Collected data:

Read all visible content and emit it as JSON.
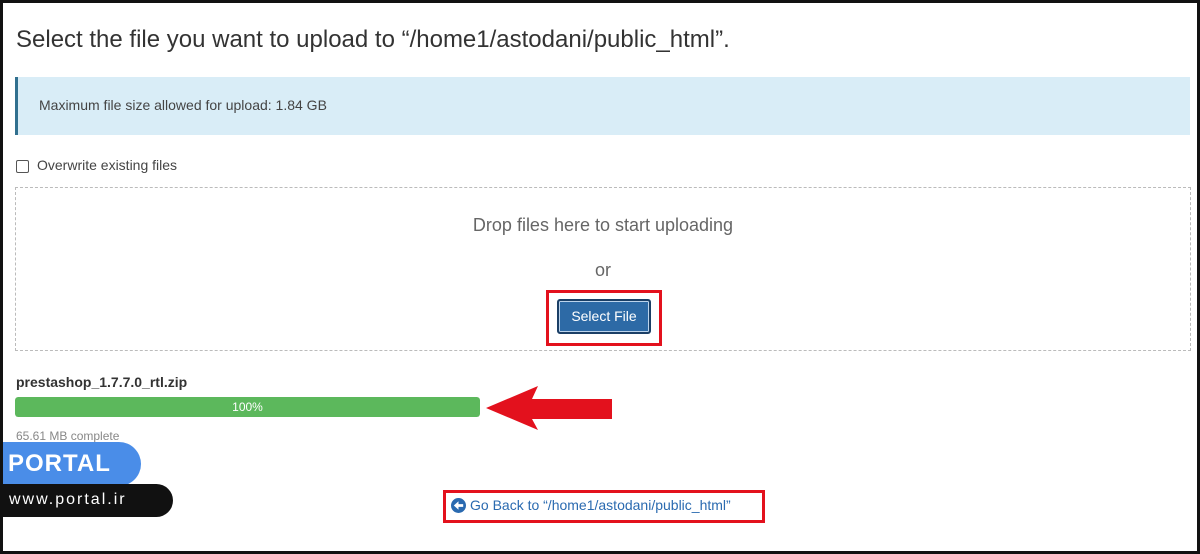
{
  "page": {
    "title": "Select the file you want to upload to “/home1/astodani/public_html”."
  },
  "info": {
    "max_size_text": "Maximum file size allowed for upload: 1.84 GB"
  },
  "options": {
    "overwrite_label": "Overwrite existing files",
    "overwrite_checked": false
  },
  "dropzone": {
    "drop_text": "Drop files here to start uploading",
    "or_text": "or",
    "select_button_label": "Select File"
  },
  "upload": {
    "file_name": "prestashop_1.7.7.0_rtl.zip",
    "progress_percent": 100,
    "progress_label": "100%",
    "complete_text": "65.61 MB complete"
  },
  "footer": {
    "back_link_label": "Go Back to “/home1/astodani/public_html”"
  },
  "watermark": {
    "brand": "PORTAL",
    "site": "www.portal.ir"
  },
  "colors": {
    "info_bg": "#d9edf7",
    "progress": "#5cb85c",
    "button": "#2d6aa6",
    "highlight": "#e3111d",
    "link": "#2a6ab0",
    "brand_blue": "#4a8de8"
  },
  "icons": {
    "back": "arrow-circle-left-icon",
    "annotation": "red-arrow-left-icon"
  }
}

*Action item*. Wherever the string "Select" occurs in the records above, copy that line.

*Response area*.
    "title": "Select the file you want to upload to “/home1/astodani/public_html”."
    "select_button_label": "Select File"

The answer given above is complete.